== DATASET EXCERPTS ==

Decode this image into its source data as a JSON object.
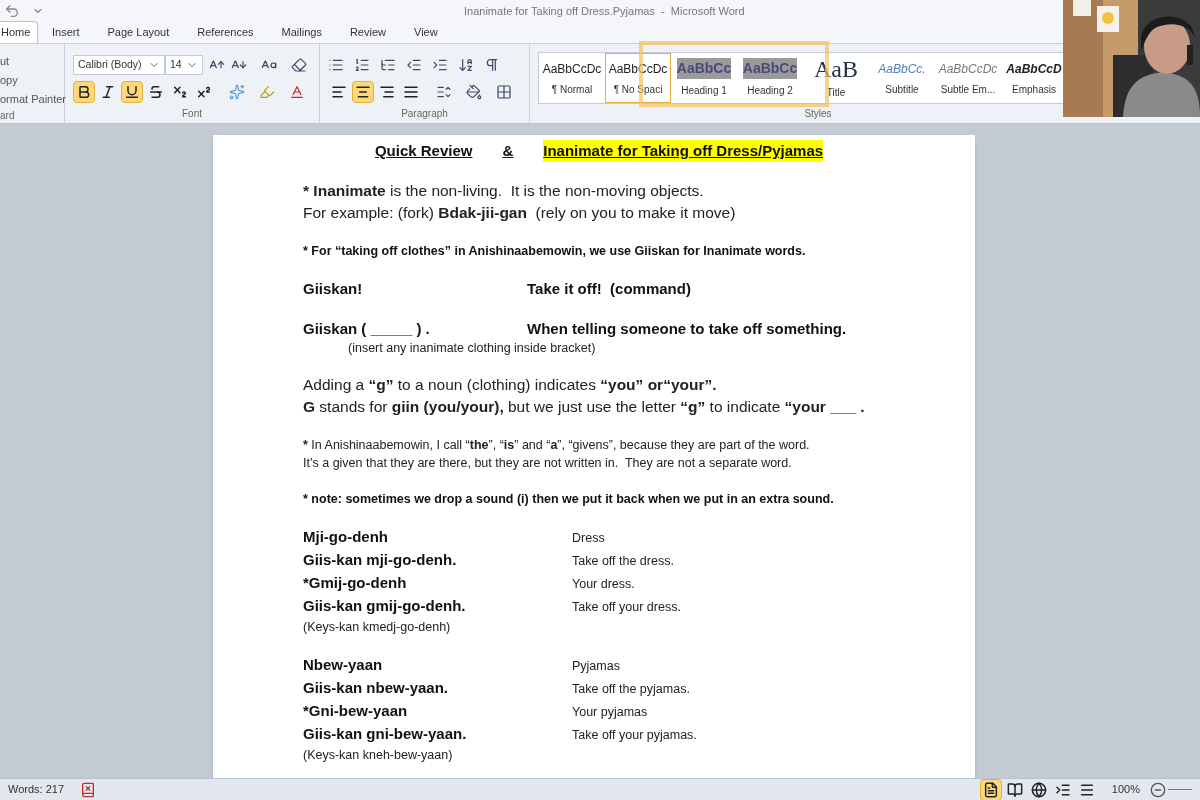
{
  "window": {
    "title": "Inanimate for Taking off Dress.Pyjamas  -  Microsoft Word"
  },
  "tabs": [
    {
      "label": "Home",
      "selected": true
    },
    {
      "label": "Insert",
      "selected": false
    },
    {
      "label": "Page Layout",
      "selected": false
    },
    {
      "label": "References",
      "selected": false
    },
    {
      "label": "Mailings",
      "selected": false
    },
    {
      "label": "Review",
      "selected": false
    },
    {
      "label": "View",
      "selected": false
    }
  ],
  "clipboard": {
    "items": [
      "ut",
      "opy",
      "ormat Painter"
    ],
    "label": "ard"
  },
  "font": {
    "name": "Calibri (Body)",
    "size": "14",
    "label": "Font",
    "format_buttons": [
      {
        "kind": "bold",
        "selected": true
      },
      {
        "kind": "italic",
        "selected": false
      },
      {
        "kind": "underline",
        "selected": true
      },
      {
        "kind": "strike",
        "selected": false
      },
      {
        "kind": "subscript",
        "selected": false
      },
      {
        "kind": "superscript",
        "selected": false
      }
    ]
  },
  "paragraph": {
    "label": "Paragraph",
    "align_buttons": [
      {
        "kind": "left",
        "selected": false
      },
      {
        "kind": "center",
        "selected": true
      },
      {
        "kind": "right",
        "selected": false
      },
      {
        "kind": "justify",
        "selected": false
      }
    ]
  },
  "styles": {
    "label": "Styles",
    "items": [
      {
        "kind": "normal",
        "preview": "AaBbCcDc",
        "name": "¶ Normal",
        "selected": false
      },
      {
        "kind": "normal",
        "preview": "AaBbCcDc",
        "name": "¶ No Spaci",
        "selected": true
      },
      {
        "kind": "heading",
        "preview": "AaBbCc",
        "name": "Heading 1",
        "selected": false
      },
      {
        "kind": "heading",
        "preview": "AaBbCc",
        "name": "Heading 2",
        "selected": false
      },
      {
        "kind": "title",
        "preview": "AaB",
        "name": "Title",
        "selected": false
      },
      {
        "kind": "subtitle",
        "preview": "AaBbCc.",
        "name": "Subtitle",
        "selected": false
      },
      {
        "kind": "subtle",
        "preview": "AaBbCcDc",
        "name": "Subtle Em...",
        "selected": false
      },
      {
        "kind": "emphasis",
        "preview": "AaBbCcD",
        "name": "Emphasis",
        "selected": false
      }
    ]
  },
  "document": {
    "title_left": "Quick Review",
    "title_mid": "&",
    "title_right": "Inanimate for Taking off Dress/Pyjamas",
    "groups": [
      [
        {
          "kind": "large",
          "bullet": "*",
          "text": "**Inanimate** is the non-living.  It is the non-moving objects."
        },
        {
          "kind": "large",
          "text": "For example: (fork) **Bdak-jii-gan**  (rely on you to make it move)"
        }
      ],
      [
        {
          "kind": "small-bold",
          "bullet": "*",
          "text": "For “taking off clothes” in Anishinaabemowin, we use Giiskan for Inanimate words."
        }
      ],
      [
        {
          "kind": "pair",
          "left": "Giiskan!",
          "right": "Take it off!  (command)"
        }
      ],
      [
        {
          "kind": "pair",
          "left": "Giiskan ( _____ ) .",
          "right": "When telling someone to take off something."
        },
        {
          "kind": "note",
          "text": "(insert any inanimate clothing inside bracket)"
        }
      ],
      [
        {
          "kind": "large",
          "text": "Adding a **“g”** to a noun (clothing) indicates **“you” or“your”.**"
        },
        {
          "kind": "large",
          "text": "**G** stands for **giin (you/your),** but we just use the letter **“g”** to indicate **“your ___ .**"
        }
      ],
      [
        {
          "kind": "small",
          "bullet": "*",
          "text": "In Anishinaabemowin, I call “**the**”, “**is**” and “**a**”, “givens”, because they are part of the word."
        },
        {
          "kind": "small",
          "text": "It’s a given that they are there, but they are not written in.  They are not a separate word."
        }
      ],
      [
        {
          "kind": "small-bold",
          "bullet": "*",
          "text": "note: sometimes we drop a sound (i) then we put it back when we put in an extra sound."
        }
      ],
      [
        {
          "kind": "vocab",
          "left": "Mji-go-denh",
          "right": "Dress"
        },
        {
          "kind": "vocab",
          "left": "Giis-kan mji-go-denh.",
          "right": "Take off the dress."
        },
        {
          "kind": "vocab",
          "left": "*Gmij-go-denh",
          "right": "Your dress."
        },
        {
          "kind": "vocab",
          "left": "Giis-kan gmij-go-denh.",
          "right": "Take off your dress."
        },
        {
          "kind": "aside",
          "text": "(Keys-kan kmedj-go-denh)"
        }
      ],
      [
        {
          "kind": "vocab",
          "left": "Nbew-yaan",
          "right": "Pyjamas"
        },
        {
          "kind": "vocab",
          "left": "Giis-kan nbew-yaan.",
          "right": "Take off the pyjamas."
        },
        {
          "kind": "vocab",
          "left": "*Gni-bew-yaan",
          "right": "Your pyjamas"
        },
        {
          "kind": "vocab",
          "left": "Giis-kan gni-bew-yaan.",
          "right": "Take off your pyjamas."
        },
        {
          "kind": "aside",
          "text": "(Keys-kan kneh-bew-yaan)"
        }
      ]
    ]
  },
  "status_bar": {
    "words": "Words: 217",
    "zoom": "100%",
    "view_buttons": [
      {
        "kind": "print",
        "selected": true
      },
      {
        "kind": "reading",
        "selected": false
      },
      {
        "kind": "web",
        "selected": false
      },
      {
        "kind": "outline",
        "selected": false
      },
      {
        "kind": "draft",
        "selected": false
      }
    ]
  }
}
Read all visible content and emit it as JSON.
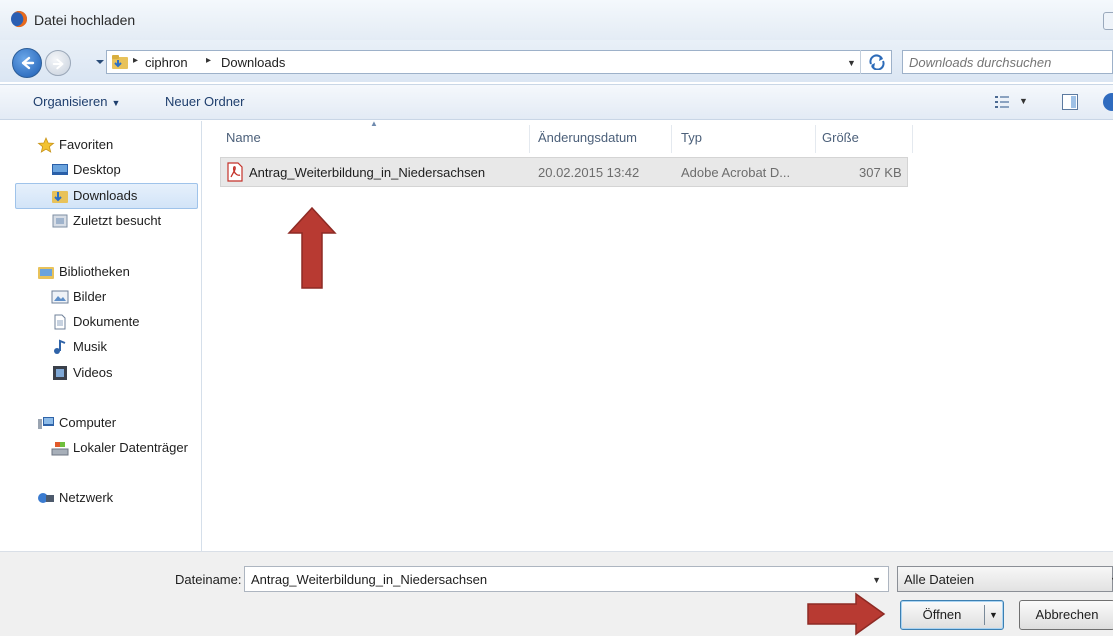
{
  "window": {
    "title": "Datei hochladen"
  },
  "navigation": {
    "breadcrumbs": [
      "ciphron",
      "Downloads"
    ],
    "search_placeholder": "Downloads durchsuchen"
  },
  "toolbar": {
    "organize_label": "Organisieren",
    "new_folder_label": "Neuer Ordner"
  },
  "sidebar": {
    "favorites": {
      "label": "Favoriten",
      "items": [
        "Desktop",
        "Downloads",
        "Zuletzt besucht"
      ]
    },
    "libraries": {
      "label": "Bibliotheken",
      "items": [
        "Bilder",
        "Dokumente",
        "Musik",
        "Videos"
      ]
    },
    "computer": {
      "label": "Computer",
      "items": [
        "Lokaler Datenträger"
      ]
    },
    "network": {
      "label": "Netzwerk"
    },
    "selected": "Downloads"
  },
  "file_list": {
    "columns": [
      "Name",
      "Änderungsdatum",
      "Typ",
      "Größe"
    ],
    "rows": [
      {
        "name": "Antrag_Weiterbildung_in_Niedersachsen",
        "date": "20.02.2015 13:42",
        "type": "Adobe Acrobat D...",
        "size": "307 KB"
      }
    ]
  },
  "footer": {
    "filename_label": "Dateiname:",
    "filename_value": "Antrag_Weiterbildung_in_Niedersachsen",
    "filetype_value": "Alle Dateien",
    "open_label": "Öffnen",
    "cancel_label": "Abbrechen"
  },
  "colors": {
    "accent": "#3c7fb1",
    "annotation_arrow": "#b83a32",
    "selection": "#e8e8e8"
  }
}
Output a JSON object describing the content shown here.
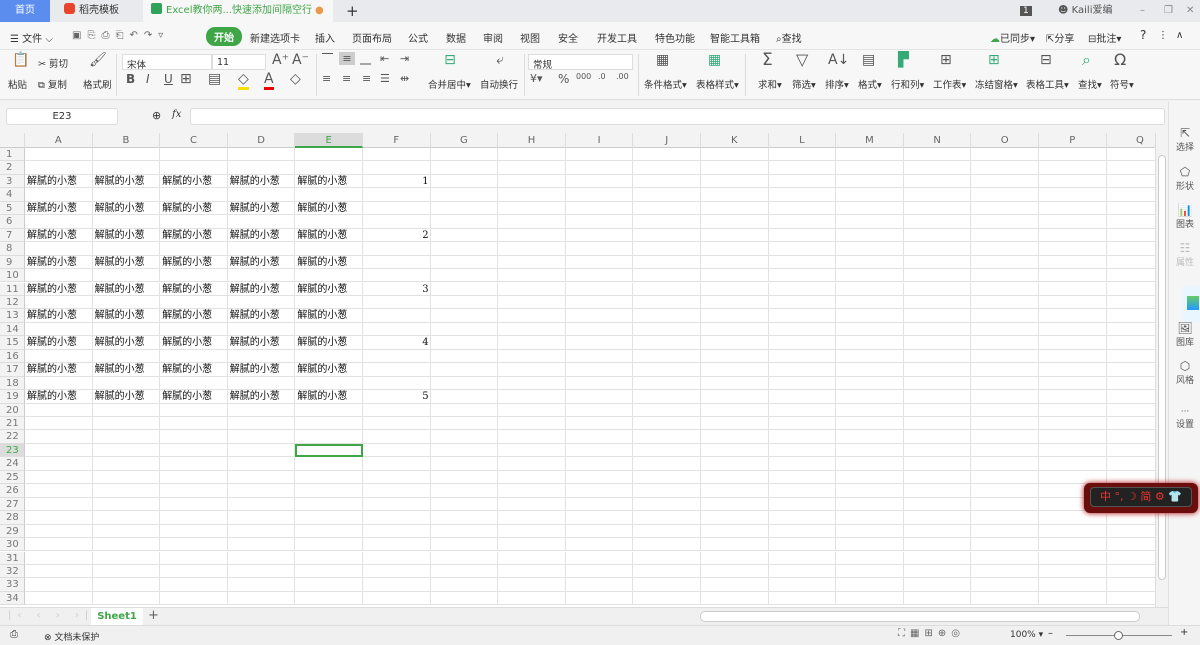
{
  "tabs": [
    {
      "label": "首页"
    },
    {
      "label": "稻壳模板"
    },
    {
      "label": "Excel教你两...快速添加间隔空行"
    }
  ],
  "window": {
    "badge": "1",
    "user": "Kaili爱编"
  },
  "menu": {
    "file": "文件",
    "items": [
      "开始",
      "新建选项卡",
      "插入",
      "页面布局",
      "公式",
      "数据",
      "审阅",
      "视图",
      "安全",
      "开发工具",
      "特色功能",
      "智能工具箱"
    ],
    "search": "查找",
    "sync": "已同步",
    "share": "分享",
    "comment": "批注"
  },
  "ribbon": {
    "paste": "粘贴",
    "cut": "剪切",
    "copy": "复制",
    "format_painter": "格式刷",
    "font": "宋体",
    "size": "11",
    "merge": "合并居中",
    "wrap": "自动换行",
    "number_format": "常规",
    "cond_format": "条件格式",
    "table_style": "表格样式",
    "sum": "求和",
    "filter": "筛选",
    "sort": "排序",
    "format": "格式",
    "rowcol": "行和列",
    "sheet": "工作表",
    "freeze": "冻结窗格",
    "table_tools": "表格工具",
    "find": "查找",
    "symbol": "符号"
  },
  "formula": {
    "name_box": "E23",
    "fx": "fx",
    "value": ""
  },
  "grid": {
    "columns": [
      "A",
      "B",
      "C",
      "D",
      "E",
      "F",
      "G",
      "H",
      "I",
      "J",
      "K",
      "L",
      "M",
      "N",
      "O",
      "P",
      "Q"
    ],
    "row_count": 34,
    "selected": "E23",
    "cells": [
      {
        "row": 3,
        "values": [
          "解腻的小葱",
          "解腻的小葱",
          "解腻的小葱",
          "解腻的小葱",
          "解腻的小葱",
          "1"
        ]
      },
      {
        "row": 5,
        "values": [
          "解腻的小葱",
          "解腻的小葱",
          "解腻的小葱",
          "解腻的小葱",
          "解腻的小葱",
          ""
        ]
      },
      {
        "row": 7,
        "values": [
          "解腻的小葱",
          "解腻的小葱",
          "解腻的小葱",
          "解腻的小葱",
          "解腻的小葱",
          "2"
        ]
      },
      {
        "row": 9,
        "values": [
          "解腻的小葱",
          "解腻的小葱",
          "解腻的小葱",
          "解腻的小葱",
          "解腻的小葱",
          ""
        ]
      },
      {
        "row": 11,
        "values": [
          "解腻的小葱",
          "解腻的小葱",
          "解腻的小葱",
          "解腻的小葱",
          "解腻的小葱",
          "3"
        ]
      },
      {
        "row": 13,
        "values": [
          "解腻的小葱",
          "解腻的小葱",
          "解腻的小葱",
          "解腻的小葱",
          "解腻的小葱",
          ""
        ]
      },
      {
        "row": 15,
        "values": [
          "解腻的小葱",
          "解腻的小葱",
          "解腻的小葱",
          "解腻的小葱",
          "解腻的小葱",
          "4"
        ]
      },
      {
        "row": 17,
        "values": [
          "解腻的小葱",
          "解腻的小葱",
          "解腻的小葱",
          "解腻的小葱",
          "解腻的小葱",
          ""
        ]
      },
      {
        "row": 19,
        "values": [
          "解腻的小葱",
          "解腻的小葱",
          "解腻的小葱",
          "解腻的小葱",
          "解腻的小葱",
          "5"
        ]
      }
    ]
  },
  "sidebar": [
    "选择",
    "形状",
    "图表",
    "属性",
    "图库",
    "风格",
    "设置"
  ],
  "sheets": [
    "Sheet1"
  ],
  "status": {
    "protect": "文档未保护",
    "zoom": "100%"
  },
  "ime": "中 °, ☽ 简 ⚙ 👕",
  "colors": {
    "accent": "#3fa648",
    "tab_home": "#5b8def"
  }
}
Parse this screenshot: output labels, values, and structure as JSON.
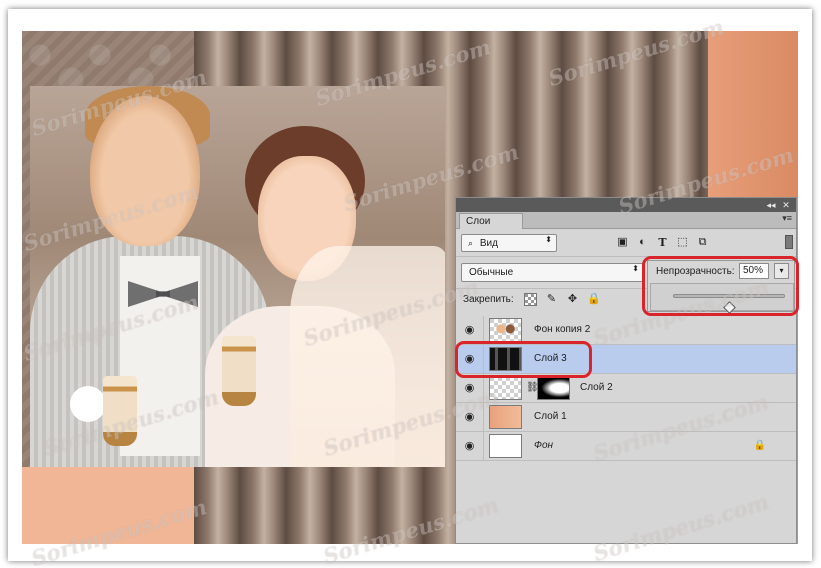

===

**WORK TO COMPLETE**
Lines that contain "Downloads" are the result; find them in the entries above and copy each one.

**ANSWER BOX**
      "Downloads"
    "search_placeholder": "Downloads durchsuchen"
        "Downloads",
    "selected": "Downloads"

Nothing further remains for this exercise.